Albert was unhappy with the consequences resulting from his theories. Though he believed them to be true, he didn’t like what they forecast. He said that nothing could go faster than the speed of light, yet immediately after the Big Bang whatever was expanding must have gone faster than light for at least a short period of time in order that the universe be as big as it is today.

He also didn’t care for what came of his work with quantum mechanics. Nothing, he thought, should be able to be in more than one place at a time, then choose to be in another place when someone wants to look at it. “God doesn’t place dice with the universe.” However, quantum mechanics predicts some pretty strange stuff that would have Newton rolling over in his grave. Black holes, an expanding universe and entangled particles among them.

Speaking of graves, Einstein didn’t have one. The pathologist who autopsied Albert Einstein’s body removed the brain and the eyes. The rest was cremated and the ashes spread in an “undisclosed location,” at Einstein’s request. Thomas Harvey kept Einstein’s brain for years, taking it with him on his travels in Tupperware so he could show special friends.

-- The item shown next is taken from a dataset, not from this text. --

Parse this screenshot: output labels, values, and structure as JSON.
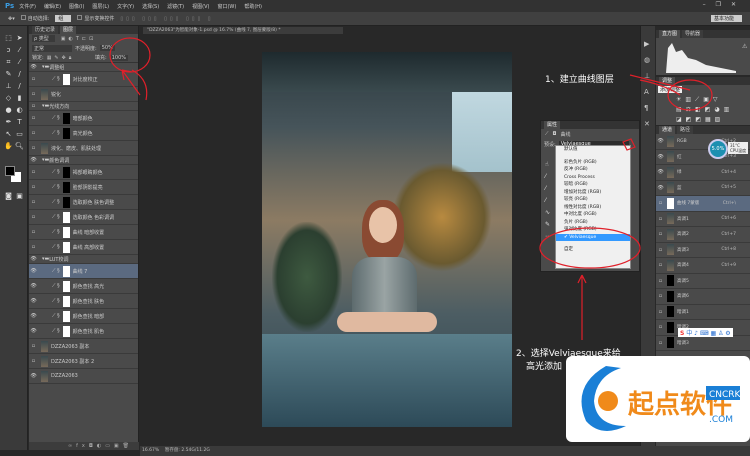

In recent years Harvey sliced off and distributed more than a thousand portions of Einstein’s brain for scientists to study. The results? He had a thinner than normal cerebral cortex, a greater density of neurons than normal, decreased “interneuronal conduction time,” which might have allowed him to think faster. Within each parietal lobe he seemed to be missing the parietal operculium, which may have accounted for his having more interconnections in the inferior parietal region.

The inferior parietal lobes–the areas related to visual imagery and mathematical thinking–were about 15 percent wider than a control group. In the part of the brain that managed language and mathematical skills he had 73 percent more glial cells per neuron than average.

However, Einstein’s total brain weight tipped the scales at a mere 2.7 pounds, notably less than the normal weight of 3.1 pounds, indicating “that a large brain is not a necessary condition for exceptional intellect,” according to neuroscientist Sandra Witelson, of McMaster University, who did a major study of her portion of the brain.

Einstein’s eyes had features that may have allowed him to see and understand things quicker than average.

Special relativity, the central theme of Einstein’s 1905 paper, deals with objects moving at a constant speed. General relativity, the focus of his paper a decade later, deals with accelerating objects and it explains how gravity works.

At the time of Einstein’s death in 1955, science had little evidence to support his theories, at least general relativity. However, so much evidence has accumulated in the past 50 years that it’s now used to calculate the mass of galaxies and to locate distant planets by the way they bend light passing around them.

Finally, that famous picture of Albert with his tongue stretching down over his chin was taken on his 72nd birthday. A photographer asked him for a “birthday pose.” That picture along with the rest of the Einstein iconography earn his estate an estimated US$18 million per year, making him the fifth highest paid dead celebrity in the world in 2007.

Bill Allin
Turning It Around: Causes and Cures for Today’s Epidemic Social Problems
, a handbook for parents and teachers who want to understand child development and to know what to teach kids and when.
Learn more at

[Primary source: Discover, March 2008]